Interventional catheters are used by physicians in procedures for the placement of devices such as stents and balloons. There is a large variety of catheters, and their use depends on the size, shape and curvature of the lesion. Cardiologists tend to choose catheters based on their guidewire selection. Interventional catheters must be rigid without being stiff, because the device must adapt itself to the curvature of certain arteries.
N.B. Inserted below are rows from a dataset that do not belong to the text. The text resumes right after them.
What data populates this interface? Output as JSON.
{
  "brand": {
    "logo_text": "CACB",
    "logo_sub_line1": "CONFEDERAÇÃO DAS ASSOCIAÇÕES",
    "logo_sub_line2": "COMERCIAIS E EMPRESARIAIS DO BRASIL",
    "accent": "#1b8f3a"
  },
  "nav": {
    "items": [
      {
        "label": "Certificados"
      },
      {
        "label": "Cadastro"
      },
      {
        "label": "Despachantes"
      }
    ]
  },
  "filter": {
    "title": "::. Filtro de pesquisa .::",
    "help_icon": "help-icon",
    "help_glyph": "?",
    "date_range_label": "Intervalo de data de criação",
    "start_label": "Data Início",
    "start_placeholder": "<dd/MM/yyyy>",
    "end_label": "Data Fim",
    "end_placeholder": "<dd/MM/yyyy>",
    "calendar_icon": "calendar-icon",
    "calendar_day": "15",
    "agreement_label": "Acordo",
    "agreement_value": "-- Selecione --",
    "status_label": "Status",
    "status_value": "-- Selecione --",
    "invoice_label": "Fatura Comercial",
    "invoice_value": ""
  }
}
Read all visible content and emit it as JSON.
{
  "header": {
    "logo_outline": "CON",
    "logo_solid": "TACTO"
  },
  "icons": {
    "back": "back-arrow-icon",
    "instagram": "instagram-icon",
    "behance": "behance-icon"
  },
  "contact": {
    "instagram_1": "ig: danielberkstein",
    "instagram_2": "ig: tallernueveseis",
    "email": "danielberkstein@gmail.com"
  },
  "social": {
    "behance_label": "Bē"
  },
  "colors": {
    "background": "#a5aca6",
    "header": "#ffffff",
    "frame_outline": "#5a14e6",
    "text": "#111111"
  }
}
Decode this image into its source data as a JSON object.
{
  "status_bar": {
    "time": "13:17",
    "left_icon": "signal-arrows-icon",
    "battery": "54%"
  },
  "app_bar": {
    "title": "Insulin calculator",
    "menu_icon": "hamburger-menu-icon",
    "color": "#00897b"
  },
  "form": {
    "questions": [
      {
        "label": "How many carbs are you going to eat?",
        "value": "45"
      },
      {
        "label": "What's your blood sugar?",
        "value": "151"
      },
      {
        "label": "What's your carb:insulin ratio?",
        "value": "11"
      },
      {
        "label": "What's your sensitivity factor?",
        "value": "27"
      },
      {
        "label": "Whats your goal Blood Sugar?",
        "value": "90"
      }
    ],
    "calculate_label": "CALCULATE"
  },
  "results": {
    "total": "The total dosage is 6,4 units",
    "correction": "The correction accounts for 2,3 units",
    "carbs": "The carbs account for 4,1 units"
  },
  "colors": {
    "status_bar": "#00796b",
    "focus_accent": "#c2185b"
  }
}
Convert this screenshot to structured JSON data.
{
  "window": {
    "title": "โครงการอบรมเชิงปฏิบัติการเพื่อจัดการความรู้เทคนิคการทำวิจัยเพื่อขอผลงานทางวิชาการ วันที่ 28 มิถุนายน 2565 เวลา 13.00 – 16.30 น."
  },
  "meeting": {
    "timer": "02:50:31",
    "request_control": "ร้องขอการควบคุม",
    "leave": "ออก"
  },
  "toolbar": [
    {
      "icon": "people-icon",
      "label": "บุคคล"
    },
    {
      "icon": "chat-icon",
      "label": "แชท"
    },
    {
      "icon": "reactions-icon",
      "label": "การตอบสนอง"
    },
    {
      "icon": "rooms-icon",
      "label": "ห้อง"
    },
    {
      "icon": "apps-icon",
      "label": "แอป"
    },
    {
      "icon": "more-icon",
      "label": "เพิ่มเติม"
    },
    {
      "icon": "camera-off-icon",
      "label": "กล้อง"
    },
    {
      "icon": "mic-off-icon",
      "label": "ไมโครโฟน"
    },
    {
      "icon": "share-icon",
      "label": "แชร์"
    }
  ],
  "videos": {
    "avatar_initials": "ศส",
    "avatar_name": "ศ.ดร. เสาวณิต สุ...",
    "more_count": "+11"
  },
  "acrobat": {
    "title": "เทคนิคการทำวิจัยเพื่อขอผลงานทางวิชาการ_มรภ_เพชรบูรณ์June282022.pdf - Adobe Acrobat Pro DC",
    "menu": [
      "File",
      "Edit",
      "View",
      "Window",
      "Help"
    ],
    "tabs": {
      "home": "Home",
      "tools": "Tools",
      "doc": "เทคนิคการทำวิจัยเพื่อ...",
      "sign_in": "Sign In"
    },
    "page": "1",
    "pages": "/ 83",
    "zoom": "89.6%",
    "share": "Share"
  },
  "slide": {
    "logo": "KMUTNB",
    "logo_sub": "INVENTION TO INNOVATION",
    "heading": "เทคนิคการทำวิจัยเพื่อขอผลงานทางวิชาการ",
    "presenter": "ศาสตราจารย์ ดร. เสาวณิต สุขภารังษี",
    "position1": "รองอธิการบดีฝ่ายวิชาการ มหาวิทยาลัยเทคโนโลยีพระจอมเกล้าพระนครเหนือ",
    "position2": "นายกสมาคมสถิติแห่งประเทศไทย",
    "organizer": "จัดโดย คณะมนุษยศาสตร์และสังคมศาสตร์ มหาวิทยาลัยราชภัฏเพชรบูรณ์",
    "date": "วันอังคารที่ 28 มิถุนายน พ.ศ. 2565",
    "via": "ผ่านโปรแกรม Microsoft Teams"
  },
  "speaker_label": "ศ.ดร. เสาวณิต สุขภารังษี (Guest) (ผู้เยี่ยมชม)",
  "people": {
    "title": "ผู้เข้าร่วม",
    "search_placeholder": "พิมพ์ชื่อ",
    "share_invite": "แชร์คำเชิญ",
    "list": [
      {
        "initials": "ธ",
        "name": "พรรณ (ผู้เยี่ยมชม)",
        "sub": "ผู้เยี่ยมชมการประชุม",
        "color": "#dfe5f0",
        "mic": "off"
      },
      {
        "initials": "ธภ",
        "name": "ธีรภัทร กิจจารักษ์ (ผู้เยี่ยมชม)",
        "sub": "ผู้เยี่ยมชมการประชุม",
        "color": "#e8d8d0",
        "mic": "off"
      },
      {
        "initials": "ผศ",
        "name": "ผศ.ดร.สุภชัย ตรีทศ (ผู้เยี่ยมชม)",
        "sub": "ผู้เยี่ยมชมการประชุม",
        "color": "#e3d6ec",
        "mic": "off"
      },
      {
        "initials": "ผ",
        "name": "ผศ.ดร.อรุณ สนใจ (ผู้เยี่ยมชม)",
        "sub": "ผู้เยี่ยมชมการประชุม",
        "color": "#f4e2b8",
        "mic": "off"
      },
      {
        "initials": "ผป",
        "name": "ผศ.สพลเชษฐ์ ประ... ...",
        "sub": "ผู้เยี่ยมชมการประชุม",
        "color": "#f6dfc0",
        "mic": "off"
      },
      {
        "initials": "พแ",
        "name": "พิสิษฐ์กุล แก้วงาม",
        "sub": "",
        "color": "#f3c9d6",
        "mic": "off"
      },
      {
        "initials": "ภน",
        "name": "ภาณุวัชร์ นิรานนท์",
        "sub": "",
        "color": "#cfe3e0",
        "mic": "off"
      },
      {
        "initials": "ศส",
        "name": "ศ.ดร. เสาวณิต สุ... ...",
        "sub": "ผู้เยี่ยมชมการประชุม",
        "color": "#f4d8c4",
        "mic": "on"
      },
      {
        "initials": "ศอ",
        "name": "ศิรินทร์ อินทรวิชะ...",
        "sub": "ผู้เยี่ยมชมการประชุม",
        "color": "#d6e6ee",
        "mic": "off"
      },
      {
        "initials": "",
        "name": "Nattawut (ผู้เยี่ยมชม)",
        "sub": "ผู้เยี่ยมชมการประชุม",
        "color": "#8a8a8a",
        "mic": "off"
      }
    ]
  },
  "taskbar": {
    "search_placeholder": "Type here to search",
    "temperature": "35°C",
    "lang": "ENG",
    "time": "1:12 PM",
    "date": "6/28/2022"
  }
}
In addition, catheters must promptly react to a physicians movements, sometimes following zigzag patterns, without risking puncturing the lumen.
Vascular closure devices (VCDs) are used in both the peripheral and coronary markets for minimally invasive cardiovascular therapies, which has created a large market for post-procedural VCDs. The introduction of a catheter into the arterial system, to place a stent for example, is much less traumatic for the patient than a comparable surgical intervention, with only a hole created in the artery (generally the femoral) for access. This access hole will bleed profusely if unmanaged, and therefore some form of vascular closure is required.
The primary uses of balloon-inflation devices are to inflate dilation balloons for stent placement as well as to inject contrast agents for use in diagnostic procedures. Balloon-inflation devices usually consist of a syringe, and sometimes a pressure gauge and a tube to connect the inflation device to the balloon catheter. Balloon-inflation devices are commonly designed to be inflated and deflated with one hand, allowing them to be operated very easily by just one person. Sometimes balloon-inflation devices can be used with self-expanding stents to confirm that they are seated properly and in no danger of moving. In general, balloon-inflation devices (also known as indeflators) consist of a syringe with a manometer or pressure reading instrument and a mechanism that controls the emptying and filling of the syringe. It is possible for dilation balloons to be inflated manually through the use of a simple syringe instead of a balloon-inflation device. However, when dilation balloons are inflated manually, it is not possible to monitor and control the pressure inside of the balloon. Proper monitoring of the pressure inside the balloon is important. If the balloon pressure is too low, the stent may not be completely deployed. If the balloon pressure is too high, there is a risk that the balloon will rupture.
The first devices used in the field of interventional cardiology were percutaneous transluminal coronary angioplasty (PTCA) balloon catheters. If it was not because of subsequent restenosis occurrences, they would still be the only device necessary for atherosclerosis treatment. Restenosis was the major problem plaguing interventional cardiology before stents were developed.
The full report suite on the Japanese market for interventional cardiology includes analysis on the coronary stent, coronary balloon catheter, balloon-inflation device, interventional coronary catheter, interventional coronary guidewire, introducer sheath, coronary vascular closure device, diagnostic coronary catheter and guidewire, fractional flow reserve (FFR) guidewire, intravascular ultrasound (IVUS) catheter, and optical coherence tomography (OCT) catheter markets.
The Chinese market for vascular access devices and accessories includes implantable ports, port needles, central venous catheters (CVCs), peripherally inserted central catheters (PICCs), peripheral intravenous catheters (PIVCs), and dialysis catheters.
The South Korean market for vascular access devices and accessories includes implantable ports, port needles, central venous catheters (CVCs), peripherally inserted central catheters (PICCs), peripheral intravenous catheters (PIVCs), and dialysis catheters.